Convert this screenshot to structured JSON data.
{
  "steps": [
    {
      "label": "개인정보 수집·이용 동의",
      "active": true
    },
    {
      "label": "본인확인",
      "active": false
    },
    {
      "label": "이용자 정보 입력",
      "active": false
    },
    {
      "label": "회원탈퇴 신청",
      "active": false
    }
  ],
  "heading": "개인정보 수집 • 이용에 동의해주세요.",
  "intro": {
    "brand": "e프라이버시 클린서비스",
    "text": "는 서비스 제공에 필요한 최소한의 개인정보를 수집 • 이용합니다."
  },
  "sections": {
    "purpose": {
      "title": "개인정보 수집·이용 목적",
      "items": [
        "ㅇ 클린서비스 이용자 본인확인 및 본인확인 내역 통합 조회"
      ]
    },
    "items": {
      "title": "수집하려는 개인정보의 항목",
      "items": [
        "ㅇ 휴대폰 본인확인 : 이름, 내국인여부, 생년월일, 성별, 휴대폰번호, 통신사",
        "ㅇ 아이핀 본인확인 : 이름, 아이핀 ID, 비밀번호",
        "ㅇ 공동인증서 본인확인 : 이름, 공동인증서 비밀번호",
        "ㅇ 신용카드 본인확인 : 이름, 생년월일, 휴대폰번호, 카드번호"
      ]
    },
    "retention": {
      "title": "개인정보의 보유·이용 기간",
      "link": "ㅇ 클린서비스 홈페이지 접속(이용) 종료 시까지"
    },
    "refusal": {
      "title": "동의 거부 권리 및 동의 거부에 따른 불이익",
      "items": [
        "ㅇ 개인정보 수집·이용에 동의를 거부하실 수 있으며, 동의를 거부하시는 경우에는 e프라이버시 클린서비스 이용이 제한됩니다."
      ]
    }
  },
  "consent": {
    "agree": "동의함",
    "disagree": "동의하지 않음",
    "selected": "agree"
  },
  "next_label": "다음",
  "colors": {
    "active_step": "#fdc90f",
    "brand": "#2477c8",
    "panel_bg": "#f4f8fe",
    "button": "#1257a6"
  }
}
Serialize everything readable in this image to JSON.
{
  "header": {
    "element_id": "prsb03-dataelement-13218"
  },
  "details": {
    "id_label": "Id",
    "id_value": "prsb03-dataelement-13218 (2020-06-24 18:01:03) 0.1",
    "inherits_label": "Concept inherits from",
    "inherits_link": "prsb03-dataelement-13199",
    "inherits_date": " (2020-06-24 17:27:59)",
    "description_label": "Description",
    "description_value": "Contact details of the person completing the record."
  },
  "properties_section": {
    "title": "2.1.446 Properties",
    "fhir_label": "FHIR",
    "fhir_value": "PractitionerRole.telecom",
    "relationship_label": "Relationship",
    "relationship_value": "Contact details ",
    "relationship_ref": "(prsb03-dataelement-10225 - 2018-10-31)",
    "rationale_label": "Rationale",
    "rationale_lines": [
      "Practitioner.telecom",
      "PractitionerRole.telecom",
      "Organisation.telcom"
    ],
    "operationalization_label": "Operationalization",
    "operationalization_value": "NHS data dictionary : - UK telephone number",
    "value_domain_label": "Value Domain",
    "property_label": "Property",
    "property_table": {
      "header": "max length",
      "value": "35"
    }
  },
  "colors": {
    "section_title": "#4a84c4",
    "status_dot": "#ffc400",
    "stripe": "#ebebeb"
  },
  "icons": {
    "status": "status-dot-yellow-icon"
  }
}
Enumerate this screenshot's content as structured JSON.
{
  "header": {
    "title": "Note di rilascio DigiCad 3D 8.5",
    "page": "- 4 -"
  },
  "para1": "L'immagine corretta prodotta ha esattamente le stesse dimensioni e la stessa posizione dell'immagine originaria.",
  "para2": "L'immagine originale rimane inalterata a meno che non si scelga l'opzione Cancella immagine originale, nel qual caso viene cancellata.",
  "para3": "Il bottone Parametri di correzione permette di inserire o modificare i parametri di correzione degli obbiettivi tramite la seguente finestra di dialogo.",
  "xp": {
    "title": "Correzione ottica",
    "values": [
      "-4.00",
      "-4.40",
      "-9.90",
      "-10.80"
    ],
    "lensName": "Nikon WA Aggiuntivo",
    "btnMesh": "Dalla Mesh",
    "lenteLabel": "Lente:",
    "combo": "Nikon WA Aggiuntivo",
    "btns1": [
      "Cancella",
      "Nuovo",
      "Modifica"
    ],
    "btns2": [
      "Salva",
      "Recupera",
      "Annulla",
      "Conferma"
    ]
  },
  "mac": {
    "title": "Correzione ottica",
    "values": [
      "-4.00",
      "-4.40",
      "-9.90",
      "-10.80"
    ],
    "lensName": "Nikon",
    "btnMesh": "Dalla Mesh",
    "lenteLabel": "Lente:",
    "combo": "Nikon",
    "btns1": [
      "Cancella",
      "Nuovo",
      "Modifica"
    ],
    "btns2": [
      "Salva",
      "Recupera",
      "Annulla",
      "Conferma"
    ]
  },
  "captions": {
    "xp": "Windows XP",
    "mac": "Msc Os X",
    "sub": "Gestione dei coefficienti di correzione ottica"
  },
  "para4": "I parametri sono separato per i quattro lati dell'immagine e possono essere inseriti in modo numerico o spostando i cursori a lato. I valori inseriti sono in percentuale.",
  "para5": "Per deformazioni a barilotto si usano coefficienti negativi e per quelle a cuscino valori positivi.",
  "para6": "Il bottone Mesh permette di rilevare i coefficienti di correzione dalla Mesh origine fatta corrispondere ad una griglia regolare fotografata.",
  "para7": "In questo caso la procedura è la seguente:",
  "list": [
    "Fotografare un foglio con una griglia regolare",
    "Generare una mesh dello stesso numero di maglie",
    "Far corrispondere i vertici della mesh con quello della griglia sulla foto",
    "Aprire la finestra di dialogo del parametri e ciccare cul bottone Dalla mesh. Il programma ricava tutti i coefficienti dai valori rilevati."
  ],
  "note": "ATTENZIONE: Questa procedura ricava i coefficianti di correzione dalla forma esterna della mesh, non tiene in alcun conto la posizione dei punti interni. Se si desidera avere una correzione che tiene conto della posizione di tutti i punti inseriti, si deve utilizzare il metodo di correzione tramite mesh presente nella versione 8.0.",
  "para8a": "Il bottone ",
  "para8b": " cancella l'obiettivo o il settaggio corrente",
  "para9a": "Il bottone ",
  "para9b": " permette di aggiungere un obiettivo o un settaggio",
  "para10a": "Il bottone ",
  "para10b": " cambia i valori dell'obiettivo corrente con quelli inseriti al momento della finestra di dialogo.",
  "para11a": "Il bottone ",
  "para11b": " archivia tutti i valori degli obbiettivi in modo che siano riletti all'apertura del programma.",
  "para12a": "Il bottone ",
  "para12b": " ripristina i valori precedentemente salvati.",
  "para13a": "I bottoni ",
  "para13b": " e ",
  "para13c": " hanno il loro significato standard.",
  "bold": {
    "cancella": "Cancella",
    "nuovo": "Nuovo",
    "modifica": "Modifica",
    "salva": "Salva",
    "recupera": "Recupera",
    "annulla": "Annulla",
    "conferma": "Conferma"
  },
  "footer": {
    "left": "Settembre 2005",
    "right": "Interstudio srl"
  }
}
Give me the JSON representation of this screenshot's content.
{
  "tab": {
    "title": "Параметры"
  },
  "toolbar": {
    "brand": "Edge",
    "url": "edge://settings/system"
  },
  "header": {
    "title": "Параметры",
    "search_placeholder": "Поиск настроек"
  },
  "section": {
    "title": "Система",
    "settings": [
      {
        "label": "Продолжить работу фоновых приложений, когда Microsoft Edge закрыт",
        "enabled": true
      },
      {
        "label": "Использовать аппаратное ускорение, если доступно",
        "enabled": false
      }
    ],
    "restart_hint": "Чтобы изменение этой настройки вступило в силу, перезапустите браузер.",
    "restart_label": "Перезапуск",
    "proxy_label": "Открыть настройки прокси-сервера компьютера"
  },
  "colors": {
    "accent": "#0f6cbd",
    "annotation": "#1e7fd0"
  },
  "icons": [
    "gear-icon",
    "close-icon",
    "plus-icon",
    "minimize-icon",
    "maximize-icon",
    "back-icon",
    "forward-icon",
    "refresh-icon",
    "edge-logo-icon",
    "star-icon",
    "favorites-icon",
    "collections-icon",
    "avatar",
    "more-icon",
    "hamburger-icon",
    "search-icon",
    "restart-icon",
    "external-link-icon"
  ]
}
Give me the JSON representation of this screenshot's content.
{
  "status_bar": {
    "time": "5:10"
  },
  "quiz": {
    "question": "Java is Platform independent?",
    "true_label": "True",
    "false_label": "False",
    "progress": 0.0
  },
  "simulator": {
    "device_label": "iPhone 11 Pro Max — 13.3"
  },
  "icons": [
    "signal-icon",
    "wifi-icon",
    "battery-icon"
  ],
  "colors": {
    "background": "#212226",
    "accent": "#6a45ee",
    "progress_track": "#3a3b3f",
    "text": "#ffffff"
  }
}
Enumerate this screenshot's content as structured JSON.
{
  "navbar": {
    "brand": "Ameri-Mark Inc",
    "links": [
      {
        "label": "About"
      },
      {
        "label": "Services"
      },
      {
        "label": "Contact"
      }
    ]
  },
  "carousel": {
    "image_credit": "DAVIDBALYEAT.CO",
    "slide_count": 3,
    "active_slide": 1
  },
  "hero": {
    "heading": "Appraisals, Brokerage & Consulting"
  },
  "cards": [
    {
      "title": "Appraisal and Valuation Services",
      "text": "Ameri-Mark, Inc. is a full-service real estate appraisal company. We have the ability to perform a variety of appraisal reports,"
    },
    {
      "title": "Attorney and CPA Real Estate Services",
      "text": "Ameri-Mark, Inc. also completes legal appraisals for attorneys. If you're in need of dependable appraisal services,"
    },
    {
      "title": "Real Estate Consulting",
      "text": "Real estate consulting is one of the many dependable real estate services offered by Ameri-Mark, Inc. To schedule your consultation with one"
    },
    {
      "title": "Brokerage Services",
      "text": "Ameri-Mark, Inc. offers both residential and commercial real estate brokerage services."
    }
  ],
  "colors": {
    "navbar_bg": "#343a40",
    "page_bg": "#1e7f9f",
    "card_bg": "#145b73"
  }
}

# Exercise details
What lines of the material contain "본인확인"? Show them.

# Expected answer
      "label": "본인확인",
        "ㅇ 클린서비스 이용자 본인확인 및 본인확인 내역 통합 조회"
        "ㅇ 휴대폰 본인확인 : 이름, 내국인여부, 생년월일, 성별, 휴대폰번호, 통신사",
        "ㅇ 아이핀 본인확인 : 이름, 아이핀 ID, 비밀번호",
        "ㅇ 공동인증서 본인확인 : 이름, 공동인증서 비밀번호",
        "ㅇ 신용카드 본인확인 : 이름, 생년월일, 휴대폰번호, 카드번호"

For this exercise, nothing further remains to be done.